Another major milestone in seminary reform was the issuing of the Ratio Fundamentalis Institutionis Sacerdotalis by the Congregation for the Clergy in December 2016.
“There is plenty of stuff in the Ratio that works very well with some of the best practices that we’ve been coming up with in terms of how to better prepare our men. The Ratio certainly reflects fully 15 years of dealing with the crisis of clergy sex abuse,” Father Berg said.
Those best practices, he added, include using professional psychologists in seminary admissions, establishing a “climate and culture of trust between seminarians and formators,” and “insistence on transparency in the formation process.”
The document outlines principles intended to guide further reform.
The Ratio’s understanding that formation of priests is an individualized process that doesn’t have to conform to a universal timeline could lead to further reform. The document also calls for a spiritual year of preparation before entry into seminary.
“The ‘spiritual year,’ or also called in the Ratio the ‘propaedeutic year,’ is really the first year of formation, focused on some of the basics of human formation (growth in self-knowledge, addressing life wounds, identifying those areas where personal maturation is most urgently needed, setting out personalized benchmarks for growth), and the basics of the spiritual life: forming habits of prayer and piety,” Father Berg said.
The Ratio also calls for a full year as a deacon involved in pastoral ministry after classes have been completed — more intensive than the pastoral assignments that are now the norm, according to Father Berg.
“The document is also saying: We need more time; the men need more time,” Father Berg said.
“The new Ratio Fundamentalis from the Holy See very much captured the mind of Pope Francis, and we are striving to form our programs following his main themes of accompaniment, missionary discipleship, reaching out to the peripheries, collaboration, involvement of the laity, and configuration to the Heart of Christ,” Msgr. Toups said.
Just how the new reforms will be implemented have yet to be finalized, but they will be reflected in the sixth edition of the national “Program of Priestly Formation,” which was formally approved during the U.S bishops’ Nov. 11-13 fall assembly in Baltimore. Inclusion of the propaedeutic stage of formation will be a key element of the new revision.
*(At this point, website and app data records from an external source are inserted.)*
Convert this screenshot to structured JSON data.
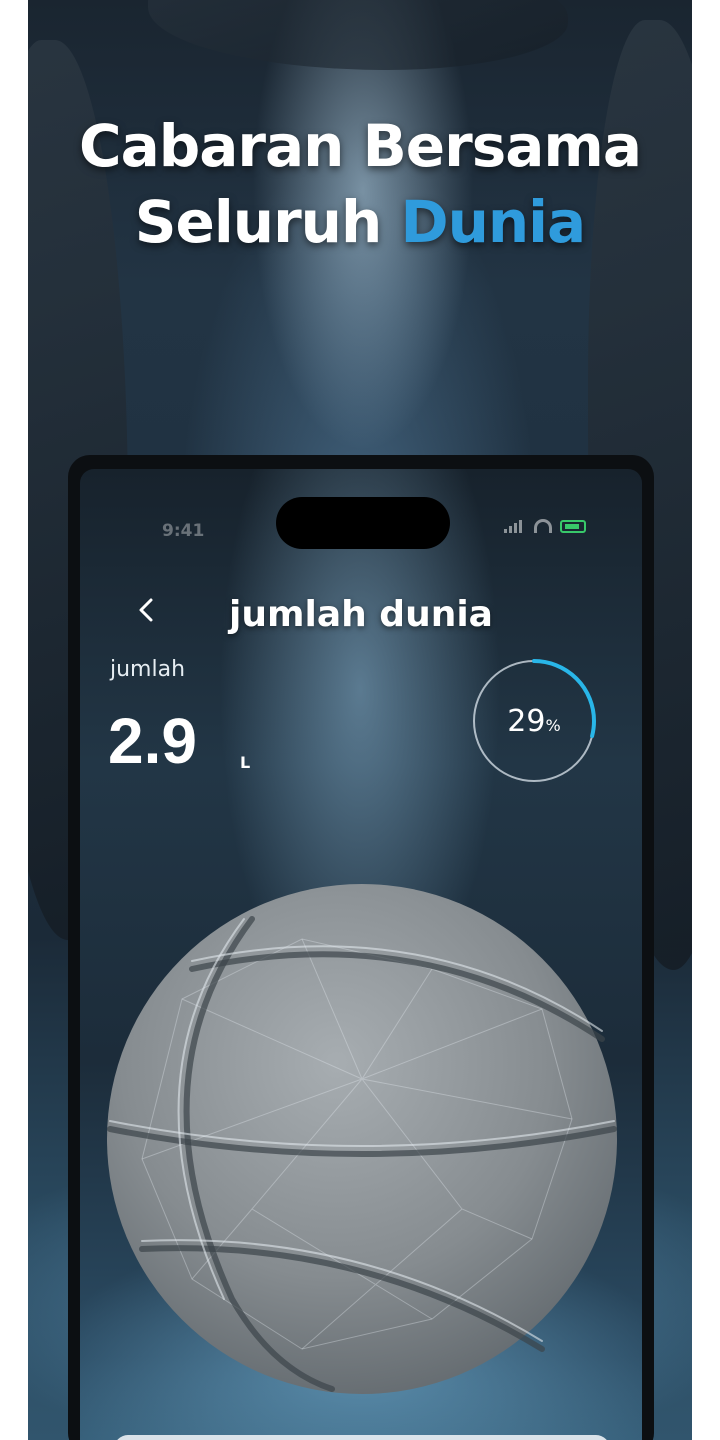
{
  "headline": {
    "line1": "Cabaran Bersama",
    "line2_prefix": "Seluruh",
    "line2_accent": "Dunia"
  },
  "status_bar": {
    "time": "9:41",
    "battery_color": "#38c86a"
  },
  "screen": {
    "back_icon": "chevron-left-icon",
    "title": "jumlah dunia",
    "total_label": "jumlah",
    "total_value": "2.9",
    "total_unit": "L",
    "progress_percent_value": "29",
    "progress_percent_sign": "%",
    "progress_fraction": 0.29,
    "ring_color": "#29b6e8"
  },
  "colors": {
    "accent": "#2f9bdc"
  }
}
“There is, in fact, good news in the sphere of seminary formation that should give the faithful hope for the future,” Msgr. Toups said. “We recognize that since 2002 there are very few occurrences of abuse from our recently ordained (although even one is too many). From the moment of application all the way to ordination, our mantra is ‘excellence’ — the People of God need men who are striving for excellence in everything they do in order to be missionary disciples who have come to serve and not be served.”
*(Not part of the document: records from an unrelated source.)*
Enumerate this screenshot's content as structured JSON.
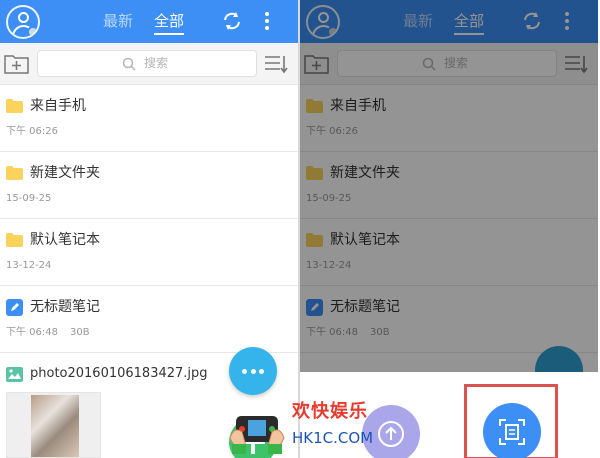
{
  "colors": {
    "primary": "#3d8ff5",
    "folder": "#f9d35c",
    "fab_more": "#34b4ea",
    "fab_new": "#3ec26a",
    "highlight": "#d9534f",
    "watermark_text": "#e63b2e",
    "watermark_domain": "#1d55b3"
  },
  "header": {
    "tabs": [
      {
        "label": "最新",
        "active": false
      },
      {
        "label": "全部",
        "active": true
      }
    ],
    "icons": [
      "avatar",
      "sync-icon",
      "more-vertical-icon"
    ]
  },
  "search": {
    "placeholder": "搜索",
    "icons": [
      "new-folder-icon",
      "search-icon",
      "sort-icon"
    ]
  },
  "list": {
    "items": [
      {
        "type": "folder",
        "title": "来自手机",
        "date": "下午 06:26",
        "size": ""
      },
      {
        "type": "folder",
        "title": "新建文件夹",
        "date": "15-09-25",
        "size": ""
      },
      {
        "type": "folder",
        "title": "默认笔记本",
        "date": "13-12-24",
        "size": ""
      },
      {
        "type": "note",
        "title": "无标题笔记",
        "date": "下午 06:48",
        "size": "30B"
      }
    ],
    "photo": {
      "type": "image",
      "title": "photo20160106183427.jpg"
    }
  },
  "actions": {
    "left_fabs": [
      "more-horizontal-icon",
      "plus-icon"
    ],
    "sheet_buttons": [
      "upload-icon",
      "scan-icon"
    ]
  },
  "watermark": {
    "text": "欢快娱乐",
    "domain": "HK1C.COM"
  }
}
But in the wake of the McCarrick scandal is further reform needed?
Father Berg says U.S. seminaries could benefit from an apostolic visitation. There have been two previous ones — in 1981 and 2005. Even if the Vatican does not order a visitation, Father Berg says he hopes U.S. bishops organize their own independent visitations.
“I don’t think it’s overkill just to continue to make sure that we’re healthy, especially that the internal cultures of the seminaries are, in fact, healthy, and [assessing] where there could still be in some places an unhealthy culture, where there could still be a subculture of active homosexuality. … To the extent that that [activity] could still exist, that still needs to be addressed,” Father Berg said. “I would welcome very substantial, thorough, very invasive visitations, which would also, in an independent way, reaffirm the health of our seminaries.”
Register correspondent Stephen Beale writes from Providence, Rhode Island.
This story was updated after posting.